Dataset rows for apps and sites
=====

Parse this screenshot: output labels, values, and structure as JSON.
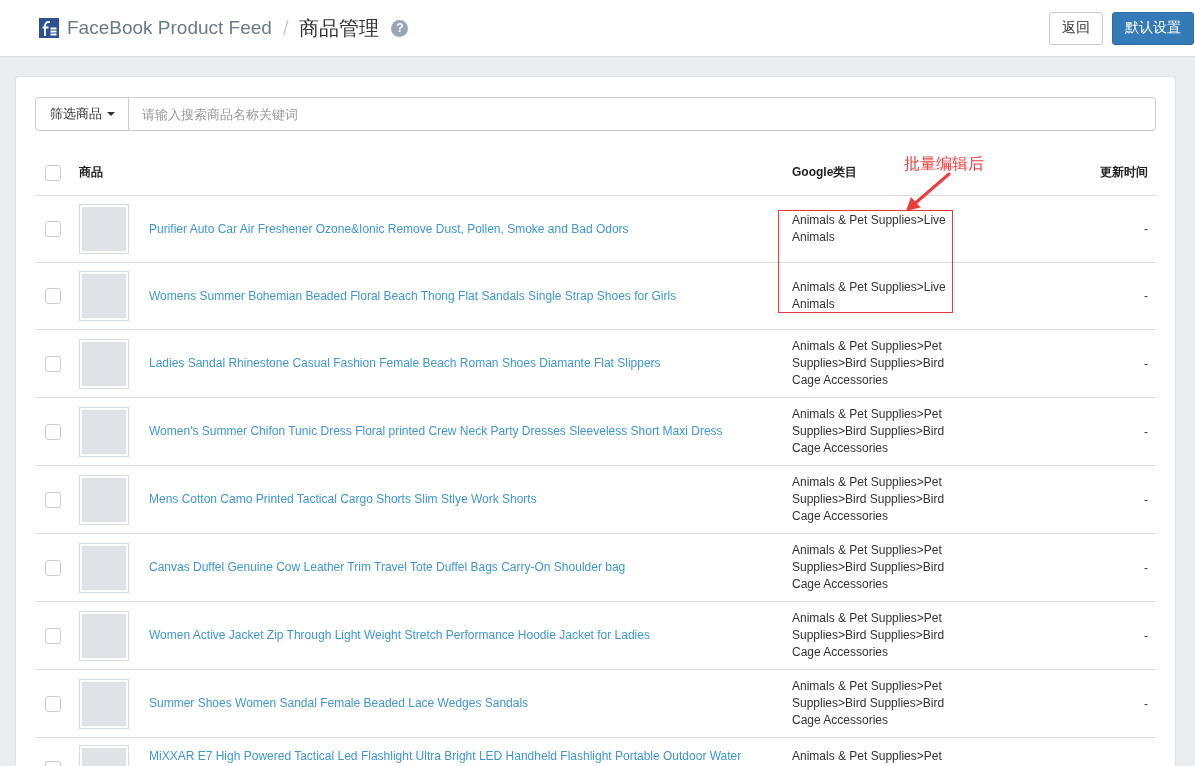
{
  "header": {
    "app_title": "FaceBook Product Feed",
    "separator": "/",
    "page_title": "商品管理",
    "help": "?",
    "buttons": [
      {
        "label": "返回",
        "kind": "default"
      },
      {
        "label": "默认设置",
        "kind": "primary"
      }
    ]
  },
  "filter": {
    "dropdown": "筛选商品",
    "search": {
      "placeholder": "请输入搜索商品名称关键词"
    }
  },
  "table": {
    "all_checked": false,
    "columns": [
      "商品",
      "Google类目",
      "更新时间"
    ],
    "rows": [
      {
        "checked": false,
        "product": "Purifier Auto Car Air Freshener Ozone&Ionic Remove Dust, Pollen, Smoke and Bad Odors",
        "category": "Animals & Pet Supplies>Live Animals",
        "updated": "-"
      },
      {
        "checked": false,
        "product": "Womens Summer Bohemian Beaded Floral Beach Thong Flat Sandals Single Strap Shoes for Girls",
        "category": "Animals & Pet Supplies>Live Animals",
        "updated": "-"
      },
      {
        "checked": false,
        "product": "Ladies Sandal Rhinestone Casual Fashion Female Beach Roman Shoes Diamante Flat Slippers",
        "category": "Animals & Pet Supplies>Pet Supplies>Bird Supplies>Bird Cage Accessories",
        "updated": "-"
      },
      {
        "checked": false,
        "product": "Women's Summer Chifon Tunic Dress Floral printed Crew Neck Party Dresses Sleeveless Short Maxi Dress",
        "category": "Animals & Pet Supplies>Pet Supplies>Bird Supplies>Bird Cage Accessories",
        "updated": "-"
      },
      {
        "checked": false,
        "product": "Mens Cotton Camo Printed Tactical Cargo Shorts Slim Stlye Work Shorts",
        "category": "Animals & Pet Supplies>Pet Supplies>Bird Supplies>Bird Cage Accessories",
        "updated": "-"
      },
      {
        "checked": false,
        "product": "Canvas Duffel Genuine Cow Leather Trim Travel Tote Duffel Bags Carry-On Shoulder bag",
        "category": "Animals & Pet Supplies>Pet Supplies>Bird Supplies>Bird Cage Accessories",
        "updated": "-"
      },
      {
        "checked": false,
        "product": "Women Active Jacket Zip Through Light Weight Stretch Performance Hoodie Jacket for Ladies",
        "category": "Animals & Pet Supplies>Pet Supplies>Bird Supplies>Bird Cage Accessories",
        "updated": "-"
      },
      {
        "checked": false,
        "product": "Summer Shoes Women Sandal Female Beaded Lace Wedges Sandals",
        "category": "Animals & Pet Supplies>Pet Supplies>Bird Supplies>Bird Cage Accessories",
        "updated": "-"
      },
      {
        "checked": false,
        "product": "MiXXAR E7 High Powered Tactical Led Flashlight Ultra Bright LED Handheld Flashlight Portable Outdoor Water",
        "category": "Animals & Pet Supplies>Pet"
      }
    ]
  },
  "annotation": {
    "label": "批量编辑后"
  }
}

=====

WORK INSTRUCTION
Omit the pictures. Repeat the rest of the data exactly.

RESULT FOR THIS TASK
Parse this screenshot: output labels, values, and structure as JSON.
{
  "header": {
    "app_title": "FaceBook Product Feed",
    "separator": "/",
    "page_title": "商品管理",
    "help": "?",
    "buttons": [
      {
        "label": "返回",
        "kind": "default"
      },
      {
        "label": "默认设置",
        "kind": "primary"
      }
    ]
  },
  "filter": {
    "dropdown": "筛选商品",
    "search": {
      "placeholder": "请输入搜索商品名称关键词"
    }
  },
  "table": {
    "all_checked": false,
    "columns": [
      "商品",
      "Google类目",
      "更新时间"
    ],
    "rows": [
      {
        "checked": false,
        "product": "Purifier Auto Car Air Freshener Ozone&Ionic Remove Dust, Pollen, Smoke and Bad Odors",
        "category": "Animals & Pet Supplies>Live Animals",
        "updated": "-"
      },
      {
        "checked": false,
        "product": "Womens Summer Bohemian Beaded Floral Beach Thong Flat Sandals Single Strap Shoes for Girls",
        "category": "Animals & Pet Supplies>Live Animals",
        "updated": "-"
      },
      {
        "checked": false,
        "product": "Ladies Sandal Rhinestone Casual Fashion Female Beach Roman Shoes Diamante Flat Slippers",
        "category": "Animals & Pet Supplies>Pet Supplies>Bird Supplies>Bird Cage Accessories",
        "updated": "-"
      },
      {
        "checked": false,
        "product": "Women's Summer Chifon Tunic Dress Floral printed Crew Neck Party Dresses Sleeveless Short Maxi Dress",
        "category": "Animals & Pet Supplies>Pet Supplies>Bird Supplies>Bird Cage Accessories",
        "updated": "-"
      },
      {
        "checked": false,
        "product": "Mens Cotton Camo Printed Tactical Cargo Shorts Slim Stlye Work Shorts",
        "category": "Animals & Pet Supplies>Pet Supplies>Bird Supplies>Bird Cage Accessories",
        "updated": "-"
      },
      {
        "checked": false,
        "product": "Canvas Duffel Genuine Cow Leather Trim Travel Tote Duffel Bags Carry-On Shoulder bag",
        "category": "Animals & Pet Supplies>Pet Supplies>Bird Supplies>Bird Cage Accessories",
        "updated": "-"
      },
      {
        "checked": false,
        "product": "Women Active Jacket Zip Through Light Weight Stretch Performance Hoodie Jacket for Ladies",
        "category": "Animals & Pet Supplies>Pet Supplies>Bird Supplies>Bird Cage Accessories",
        "updated": "-"
      },
      {
        "checked": false,
        "product": "Summer Shoes Women Sandal Female Beaded Lace Wedges Sandals",
        "category": "Animals & Pet Supplies>Pet Supplies>Bird Supplies>Bird Cage Accessories",
        "updated": "-"
      },
      {
        "checked": false,
        "product": "MiXXAR E7 High Powered Tactical Led Flashlight Ultra Bright LED Handheld Flashlight Portable Outdoor Water",
        "category": "Animals & Pet Supplies>Pet"
      }
    ]
  },
  "annotation": {
    "label": "批量编辑后"
  }
}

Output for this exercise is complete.